THE PROBLEM :: Please reproduce the entire listing, character for character.

+--

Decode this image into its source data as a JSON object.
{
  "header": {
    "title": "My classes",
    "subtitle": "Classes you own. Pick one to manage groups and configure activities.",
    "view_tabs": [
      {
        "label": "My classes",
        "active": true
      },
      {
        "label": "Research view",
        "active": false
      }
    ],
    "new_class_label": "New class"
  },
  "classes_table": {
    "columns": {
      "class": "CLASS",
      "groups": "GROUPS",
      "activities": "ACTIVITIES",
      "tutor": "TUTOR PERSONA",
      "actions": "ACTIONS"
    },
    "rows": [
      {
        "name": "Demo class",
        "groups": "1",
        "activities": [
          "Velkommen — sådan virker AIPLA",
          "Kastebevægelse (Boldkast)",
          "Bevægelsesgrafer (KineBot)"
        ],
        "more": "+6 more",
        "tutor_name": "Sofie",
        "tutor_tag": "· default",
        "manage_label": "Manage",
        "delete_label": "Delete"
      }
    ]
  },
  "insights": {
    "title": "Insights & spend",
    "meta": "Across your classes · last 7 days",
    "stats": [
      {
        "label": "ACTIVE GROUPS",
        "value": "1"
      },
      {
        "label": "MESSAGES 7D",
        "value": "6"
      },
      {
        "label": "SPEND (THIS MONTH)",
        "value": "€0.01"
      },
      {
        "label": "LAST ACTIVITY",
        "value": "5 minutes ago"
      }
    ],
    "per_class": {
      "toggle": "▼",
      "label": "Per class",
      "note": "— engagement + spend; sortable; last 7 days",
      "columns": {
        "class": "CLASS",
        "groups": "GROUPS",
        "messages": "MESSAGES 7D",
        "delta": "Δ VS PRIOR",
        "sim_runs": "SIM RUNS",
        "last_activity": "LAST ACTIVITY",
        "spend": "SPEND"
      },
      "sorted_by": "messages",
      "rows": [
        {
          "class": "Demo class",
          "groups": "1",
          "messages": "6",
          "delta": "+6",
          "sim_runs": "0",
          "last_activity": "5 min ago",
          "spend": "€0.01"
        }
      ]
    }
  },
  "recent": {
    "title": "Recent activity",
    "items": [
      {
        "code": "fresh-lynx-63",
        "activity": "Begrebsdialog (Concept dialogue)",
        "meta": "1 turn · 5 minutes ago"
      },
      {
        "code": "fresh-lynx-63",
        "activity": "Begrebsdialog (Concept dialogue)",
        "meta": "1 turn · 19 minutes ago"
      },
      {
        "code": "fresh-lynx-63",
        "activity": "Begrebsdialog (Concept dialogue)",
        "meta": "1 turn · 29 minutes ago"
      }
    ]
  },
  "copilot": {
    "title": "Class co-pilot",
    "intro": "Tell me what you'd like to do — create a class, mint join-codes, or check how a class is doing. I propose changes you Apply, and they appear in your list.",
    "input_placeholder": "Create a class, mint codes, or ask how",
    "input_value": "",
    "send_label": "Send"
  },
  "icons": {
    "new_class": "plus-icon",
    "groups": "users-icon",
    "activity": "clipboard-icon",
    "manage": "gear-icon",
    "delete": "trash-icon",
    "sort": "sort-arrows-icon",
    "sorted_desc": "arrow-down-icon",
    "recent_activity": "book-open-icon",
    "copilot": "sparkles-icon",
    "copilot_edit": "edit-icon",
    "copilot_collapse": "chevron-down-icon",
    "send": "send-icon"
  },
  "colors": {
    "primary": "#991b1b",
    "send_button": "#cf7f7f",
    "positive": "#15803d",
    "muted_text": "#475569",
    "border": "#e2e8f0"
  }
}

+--

COMPLETED TASK ::
Decode this image into its source data as a JSON object.
{
  "header": {
    "title": "My classes",
    "subtitle": "Classes you own. Pick one to manage groups and configure activities.",
    "view_tabs": [
      {
        "label": "My classes",
        "active": true
      },
      {
        "label": "Research view",
        "active": false
      }
    ],
    "new_class_label": "New class"
  },
  "classes_table": {
    "columns": {
      "class": "CLASS",
      "groups": "GROUPS",
      "activities": "ACTIVITIES",
      "tutor": "TUTOR PERSONA",
      "actions": "ACTIONS"
    },
    "rows": [
      {
        "name": "Demo class",
        "groups": "1",
        "activities": [
          "Velkommen — sådan virker AIPLA",
          "Kastebevægelse (Boldkast)",
          "Bevægelsesgrafer (KineBot)"
        ],
        "more": "+6 more",
        "tutor_name": "Sofie",
        "tutor_tag": "· default",
        "manage_label": "Manage",
        "delete_label": "Delete"
      }
    ]
  },
  "insights": {
    "title": "Insights & spend",
    "meta": "Across your classes · last 7 days",
    "stats": [
      {
        "label": "ACTIVE GROUPS",
        "value": "1"
      },
      {
        "label": "MESSAGES 7D",
        "value": "6"
      },
      {
        "label": "SPEND (THIS MONTH)",
        "value": "€0.01"
      },
      {
        "label": "LAST ACTIVITY",
        "value": "5 minutes ago"
      }
    ],
    "per_class": {
      "toggle": "▼",
      "label": "Per class",
      "note": "— engagement + spend; sortable; last 7 days",
      "columns": {
        "class": "CLASS",
        "groups": "GROUPS",
        "messages": "MESSAGES 7D",
        "delta": "Δ VS PRIOR",
        "sim_runs": "SIM RUNS",
        "last_activity": "LAST ACTIVITY",
        "spend": "SPEND"
      },
      "sorted_by": "messages",
      "rows": [
        {
          "class": "Demo class",
          "groups": "1",
          "messages": "6",
          "delta": "+6",
          "sim_runs": "0",
          "last_activity": "5 min ago",
          "spend": "€0.01"
        }
      ]
    }
  },
  "recent": {
    "title": "Recent activity",
    "items": [
      {
        "code": "fresh-lynx-63",
        "activity": "Begrebsdialog (Concept dialogue)",
        "meta": "1 turn · 5 minutes ago"
      },
      {
        "code": "fresh-lynx-63",
        "activity": "Begrebsdialog (Concept dialogue)",
        "meta": "1 turn · 19 minutes ago"
      },
      {
        "code": "fresh-lynx-63",
        "activity": "Begrebsdialog (Concept dialogue)",
        "meta": "1 turn · 29 minutes ago"
      }
    ]
  },
  "copilot": {
    "title": "Class co-pilot",
    "intro": "Tell me what you'd like to do — create a class, mint join-codes, or check how a class is doing. I propose changes you Apply, and they appear in your list.",
    "input_placeholder": "Create a class, mint codes, or ask how",
    "input_value": "",
    "send_label": "Send"
  },
  "icons": {
    "new_class": "plus-icon",
    "groups": "users-icon",
    "activity": "clipboard-icon",
    "manage": "gear-icon",
    "delete": "trash-icon",
    "sort": "sort-arrows-icon",
    "sorted_desc": "arrow-down-icon",
    "recent_activity": "book-open-icon",
    "copilot": "sparkles-icon",
    "copilot_edit": "edit-icon",
    "copilot_collapse": "chevron-down-icon",
    "send": "send-icon"
  },
  "colors": {
    "primary": "#991b1b",
    "send_button": "#cf7f7f",
    "positive": "#15803d",
    "muted_text": "#475569",
    "border": "#e2e8f0"
  }
}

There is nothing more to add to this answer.